The costs a successful litigant is entitled to recover from an unsuccessful party is governed by “Division 2 – The Tariff: Schedule C” of the Alberta Rules of Court, Alta Reg 124/ 2010. Schedule C, and the costs a party is entitled to recovery for steps taken in an action, have not been adjusted since 1998. The Rules of Court Committee recently released its recommendations for amendments to Schedule C and the costs awarded during and after litigation. The Committee noted that there was a broad consensus amongst interested parties who provided feedback that Column C should be increased. An increase of 35% was recommended by the Committee to account for inflation. It was further recommended that Schedule C be reviewed and increased every three years to adjust for inflation.
Costs are primarily intended to indemnify the successful litigant for a portion of their legal costs. Full indemnification (referred to as “solicitor-client costs”) are less frequently awarded by the Courts because cost awards are intended to also promote early settlement, encourage efficient use of Court time and to promote efficiency during litigation (British Columbia v. Okanagan Indian Band, 2003 SCC 71). Schedule C provides the basic structure for cost awards; however the Court holds ultimate discretion to determine what costs a party receives.

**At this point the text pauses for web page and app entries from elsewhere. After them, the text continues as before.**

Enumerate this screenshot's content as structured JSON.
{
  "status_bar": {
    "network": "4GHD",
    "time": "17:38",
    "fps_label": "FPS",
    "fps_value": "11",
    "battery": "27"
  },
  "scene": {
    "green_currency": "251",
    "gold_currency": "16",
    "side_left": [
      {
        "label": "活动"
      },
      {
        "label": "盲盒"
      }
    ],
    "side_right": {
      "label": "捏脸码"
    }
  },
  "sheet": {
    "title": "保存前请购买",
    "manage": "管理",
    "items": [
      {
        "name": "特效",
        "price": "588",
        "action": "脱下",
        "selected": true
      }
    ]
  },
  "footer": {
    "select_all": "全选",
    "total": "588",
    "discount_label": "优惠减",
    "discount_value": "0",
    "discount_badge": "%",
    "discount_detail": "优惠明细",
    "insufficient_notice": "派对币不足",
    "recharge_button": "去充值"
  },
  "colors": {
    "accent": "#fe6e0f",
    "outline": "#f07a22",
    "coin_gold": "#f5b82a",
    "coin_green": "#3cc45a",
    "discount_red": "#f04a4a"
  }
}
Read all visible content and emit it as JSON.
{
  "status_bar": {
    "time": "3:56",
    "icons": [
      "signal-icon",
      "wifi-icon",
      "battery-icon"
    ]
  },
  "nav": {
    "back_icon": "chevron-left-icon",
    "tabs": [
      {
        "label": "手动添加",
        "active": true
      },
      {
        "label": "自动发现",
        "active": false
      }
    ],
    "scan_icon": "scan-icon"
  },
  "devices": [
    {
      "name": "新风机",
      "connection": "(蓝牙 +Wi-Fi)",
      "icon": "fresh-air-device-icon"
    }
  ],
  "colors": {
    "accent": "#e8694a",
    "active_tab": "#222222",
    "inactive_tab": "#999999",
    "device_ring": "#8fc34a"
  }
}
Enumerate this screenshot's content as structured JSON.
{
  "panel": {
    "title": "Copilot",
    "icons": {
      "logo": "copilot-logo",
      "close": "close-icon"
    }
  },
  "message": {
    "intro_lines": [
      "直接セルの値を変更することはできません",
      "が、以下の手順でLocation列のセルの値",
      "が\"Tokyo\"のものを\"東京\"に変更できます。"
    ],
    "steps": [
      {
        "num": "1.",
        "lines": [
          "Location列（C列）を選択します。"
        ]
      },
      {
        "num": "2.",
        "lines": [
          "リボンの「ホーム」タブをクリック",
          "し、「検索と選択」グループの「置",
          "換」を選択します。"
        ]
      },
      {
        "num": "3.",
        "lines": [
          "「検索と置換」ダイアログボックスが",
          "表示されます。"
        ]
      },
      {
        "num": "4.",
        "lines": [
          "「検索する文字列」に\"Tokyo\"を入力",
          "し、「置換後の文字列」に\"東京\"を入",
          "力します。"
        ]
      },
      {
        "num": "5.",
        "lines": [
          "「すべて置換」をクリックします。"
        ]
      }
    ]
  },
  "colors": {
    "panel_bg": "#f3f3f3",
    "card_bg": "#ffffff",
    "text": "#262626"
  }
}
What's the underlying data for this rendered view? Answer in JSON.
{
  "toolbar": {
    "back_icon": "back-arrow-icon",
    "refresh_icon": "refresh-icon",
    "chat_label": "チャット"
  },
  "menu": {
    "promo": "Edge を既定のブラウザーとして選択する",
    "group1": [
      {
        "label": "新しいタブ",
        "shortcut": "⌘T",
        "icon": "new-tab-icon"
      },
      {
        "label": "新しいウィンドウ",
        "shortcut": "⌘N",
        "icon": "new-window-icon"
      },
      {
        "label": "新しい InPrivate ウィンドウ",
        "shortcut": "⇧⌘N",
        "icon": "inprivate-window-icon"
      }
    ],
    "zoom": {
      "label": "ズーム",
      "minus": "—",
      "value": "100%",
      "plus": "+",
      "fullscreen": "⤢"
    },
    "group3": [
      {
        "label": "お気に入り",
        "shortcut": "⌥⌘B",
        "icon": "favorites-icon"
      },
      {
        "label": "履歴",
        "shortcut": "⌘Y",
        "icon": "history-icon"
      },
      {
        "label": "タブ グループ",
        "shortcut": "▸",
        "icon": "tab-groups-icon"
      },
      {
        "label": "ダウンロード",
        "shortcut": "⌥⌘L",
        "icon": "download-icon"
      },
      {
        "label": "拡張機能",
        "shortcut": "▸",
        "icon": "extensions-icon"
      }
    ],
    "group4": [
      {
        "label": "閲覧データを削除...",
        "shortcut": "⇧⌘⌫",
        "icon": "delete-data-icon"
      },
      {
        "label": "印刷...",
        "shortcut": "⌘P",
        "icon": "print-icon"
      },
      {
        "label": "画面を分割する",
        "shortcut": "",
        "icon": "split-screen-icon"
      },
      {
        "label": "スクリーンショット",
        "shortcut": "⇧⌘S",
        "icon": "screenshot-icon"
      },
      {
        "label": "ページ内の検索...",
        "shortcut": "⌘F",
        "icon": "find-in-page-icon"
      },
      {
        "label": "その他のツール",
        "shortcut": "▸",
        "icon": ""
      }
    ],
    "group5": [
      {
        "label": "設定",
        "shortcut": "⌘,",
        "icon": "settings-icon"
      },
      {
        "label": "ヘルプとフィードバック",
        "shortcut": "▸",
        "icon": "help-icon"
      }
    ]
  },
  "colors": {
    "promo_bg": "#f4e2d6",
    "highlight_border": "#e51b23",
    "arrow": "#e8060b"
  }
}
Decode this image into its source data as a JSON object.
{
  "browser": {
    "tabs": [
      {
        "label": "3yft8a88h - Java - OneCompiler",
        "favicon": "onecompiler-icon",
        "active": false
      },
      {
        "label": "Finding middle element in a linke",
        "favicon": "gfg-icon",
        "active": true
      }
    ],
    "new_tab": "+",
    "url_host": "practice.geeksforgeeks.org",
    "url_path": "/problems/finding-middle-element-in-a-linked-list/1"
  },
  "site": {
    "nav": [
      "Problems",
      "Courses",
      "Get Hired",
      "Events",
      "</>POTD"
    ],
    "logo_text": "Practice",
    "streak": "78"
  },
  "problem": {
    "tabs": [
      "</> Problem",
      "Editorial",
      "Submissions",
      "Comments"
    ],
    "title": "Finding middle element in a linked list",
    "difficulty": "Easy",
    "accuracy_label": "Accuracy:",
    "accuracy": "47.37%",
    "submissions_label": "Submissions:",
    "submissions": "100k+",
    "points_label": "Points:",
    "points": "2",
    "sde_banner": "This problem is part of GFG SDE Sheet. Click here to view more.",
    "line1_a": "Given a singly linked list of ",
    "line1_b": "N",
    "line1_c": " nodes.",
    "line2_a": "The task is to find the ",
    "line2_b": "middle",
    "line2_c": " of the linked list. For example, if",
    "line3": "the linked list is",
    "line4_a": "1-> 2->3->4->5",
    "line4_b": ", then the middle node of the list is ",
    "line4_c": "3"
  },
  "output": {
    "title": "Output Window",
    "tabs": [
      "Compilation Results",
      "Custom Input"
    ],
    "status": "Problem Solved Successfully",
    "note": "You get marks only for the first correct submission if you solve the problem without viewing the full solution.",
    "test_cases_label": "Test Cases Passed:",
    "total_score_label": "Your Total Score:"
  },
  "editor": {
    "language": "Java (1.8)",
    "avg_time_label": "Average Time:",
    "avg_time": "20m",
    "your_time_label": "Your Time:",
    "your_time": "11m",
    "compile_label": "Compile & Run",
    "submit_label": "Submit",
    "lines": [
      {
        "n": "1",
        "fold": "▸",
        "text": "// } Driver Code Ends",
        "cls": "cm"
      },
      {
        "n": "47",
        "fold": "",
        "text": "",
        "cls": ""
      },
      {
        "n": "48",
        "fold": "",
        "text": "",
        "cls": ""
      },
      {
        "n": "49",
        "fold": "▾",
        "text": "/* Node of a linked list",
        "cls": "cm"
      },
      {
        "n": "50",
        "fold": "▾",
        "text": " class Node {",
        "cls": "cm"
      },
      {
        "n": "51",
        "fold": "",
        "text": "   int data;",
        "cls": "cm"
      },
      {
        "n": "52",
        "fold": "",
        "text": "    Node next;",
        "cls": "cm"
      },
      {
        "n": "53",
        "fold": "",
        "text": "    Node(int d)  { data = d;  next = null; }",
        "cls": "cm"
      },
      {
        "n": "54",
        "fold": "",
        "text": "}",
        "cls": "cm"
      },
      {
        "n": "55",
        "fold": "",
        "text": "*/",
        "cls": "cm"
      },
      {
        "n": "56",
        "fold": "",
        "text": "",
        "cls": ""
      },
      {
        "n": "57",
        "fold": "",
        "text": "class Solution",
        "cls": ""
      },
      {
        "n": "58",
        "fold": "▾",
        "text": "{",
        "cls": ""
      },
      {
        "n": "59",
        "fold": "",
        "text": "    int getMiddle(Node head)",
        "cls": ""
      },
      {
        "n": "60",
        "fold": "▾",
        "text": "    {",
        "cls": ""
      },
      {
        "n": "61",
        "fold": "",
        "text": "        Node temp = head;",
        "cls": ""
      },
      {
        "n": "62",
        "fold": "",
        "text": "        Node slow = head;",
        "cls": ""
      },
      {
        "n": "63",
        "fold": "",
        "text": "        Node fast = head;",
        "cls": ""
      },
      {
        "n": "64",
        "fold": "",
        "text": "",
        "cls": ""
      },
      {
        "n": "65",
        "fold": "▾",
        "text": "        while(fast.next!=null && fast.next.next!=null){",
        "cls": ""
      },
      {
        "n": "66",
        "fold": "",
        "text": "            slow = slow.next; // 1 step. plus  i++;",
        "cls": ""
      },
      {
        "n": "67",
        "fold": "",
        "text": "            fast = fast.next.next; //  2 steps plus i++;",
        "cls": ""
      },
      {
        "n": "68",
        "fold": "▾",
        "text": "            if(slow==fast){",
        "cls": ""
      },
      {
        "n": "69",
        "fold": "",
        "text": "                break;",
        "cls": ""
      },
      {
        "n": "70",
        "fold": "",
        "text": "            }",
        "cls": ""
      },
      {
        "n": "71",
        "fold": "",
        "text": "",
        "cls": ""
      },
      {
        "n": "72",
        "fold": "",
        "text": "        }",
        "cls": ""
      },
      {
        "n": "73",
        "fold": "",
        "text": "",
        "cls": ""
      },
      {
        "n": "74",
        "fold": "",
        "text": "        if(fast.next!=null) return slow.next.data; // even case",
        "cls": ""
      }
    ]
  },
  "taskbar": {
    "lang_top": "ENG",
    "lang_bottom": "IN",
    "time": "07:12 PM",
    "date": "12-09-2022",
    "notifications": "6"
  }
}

The Committee recommended that a fee should not be added where an action resolves through Mediation or Judicial Dispute Resolution. Although preparing for and attending a dispute resolution may involve considerable legal expense, the Committee recommended that dispute resolution not be viewed as something a party can “win or lose”. Dispute resolution, the Committee suggested, was not necessary for the majority of actions where the parties were represented by counsel and where the parties take reasonable positions.
With respect to feedback on several other changes to Column C, the Committee noted that costs were intended to provide a party with between 30% and 50% of their actual legal expenses. On that basis, the Committee was not prepared to recommend that fees be allowed for background work which included steps such as organizing experts, answering undertakings, for cancelled Questionings, the service of documents or scheduling of trials. The Committee was mindful that parties may attempt to drive up their costs as a strategy in litigation and recommended not adding additional fee items which a party could seek to recover.
What this means for you?
The Committee’s proposed changes to Column C are not dramatic despite costs having been unchanged since 1998. The Committee is recommending an increase of approximately 35% in each of the existing columns which would come into effect on July 1, 2015. It was further recommended that a successful litigant be entitled to the increased schedule of costs regardless of whether a step was taken before or after July 1, 2015.
This post is intended to provide general information concerning developments in the law and is not intended to provide legal advice in respect of any particular situation.